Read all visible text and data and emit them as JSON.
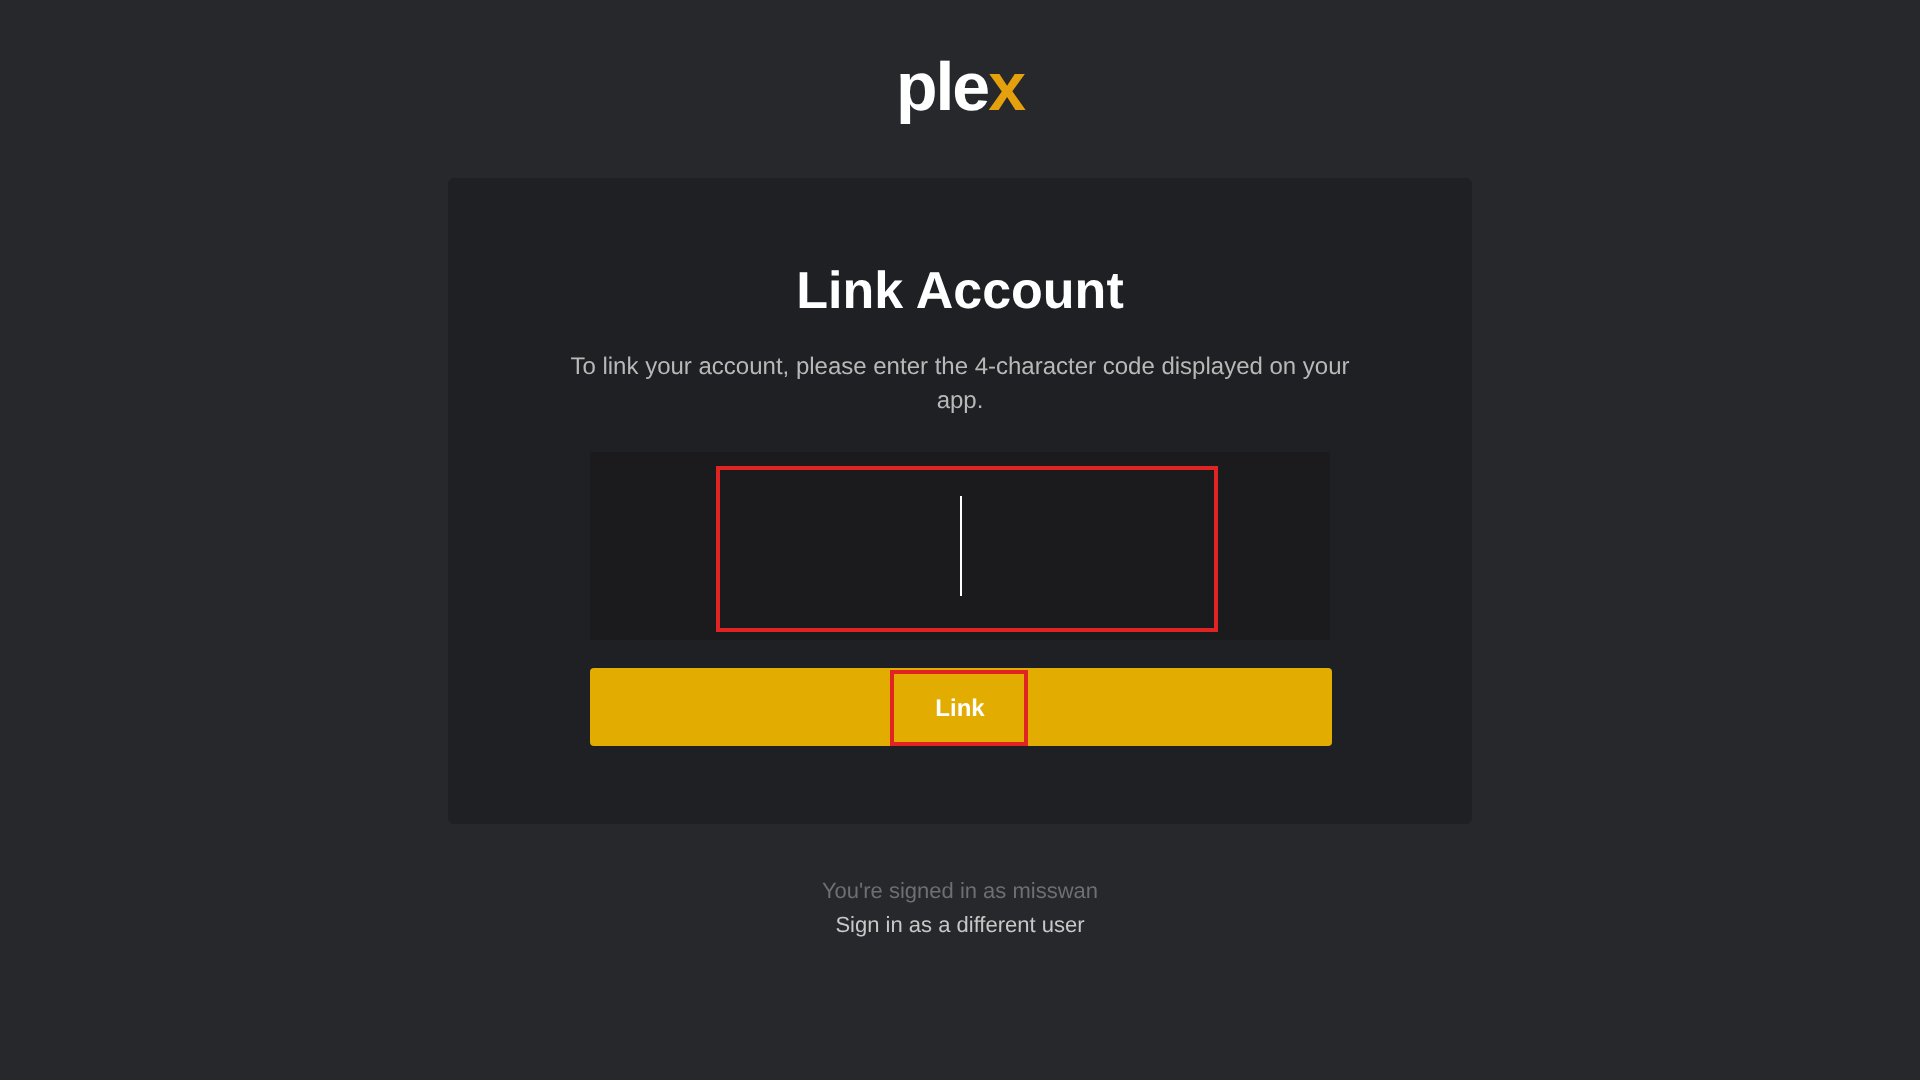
{
  "logo": {
    "main": "ple",
    "accent": "x"
  },
  "card": {
    "title": "Link Account",
    "description": "To link your account, please enter the 4-character code displayed on your app.",
    "code_field": {
      "focused": true,
      "highlighted": true
    },
    "link_button": {
      "label": "Link",
      "highlighted": true
    }
  },
  "footer": {
    "signed_in": "You're signed in as misswan",
    "switch_link": "Sign in as a different user"
  }
}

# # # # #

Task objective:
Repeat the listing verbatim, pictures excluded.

Task answer:
Read all visible text and data and emit them as JSON.
{
  "logo": {
    "main": "ple",
    "accent": "x"
  },
  "card": {
    "title": "Link Account",
    "description": "To link your account, please enter the 4-character code displayed on your app.",
    "code_field": {
      "focused": true,
      "highlighted": true
    },
    "link_button": {
      "label": "Link",
      "highlighted": true
    }
  },
  "footer": {
    "signed_in": "You're signed in as misswan",
    "switch_link": "Sign in as a different user"
  }
}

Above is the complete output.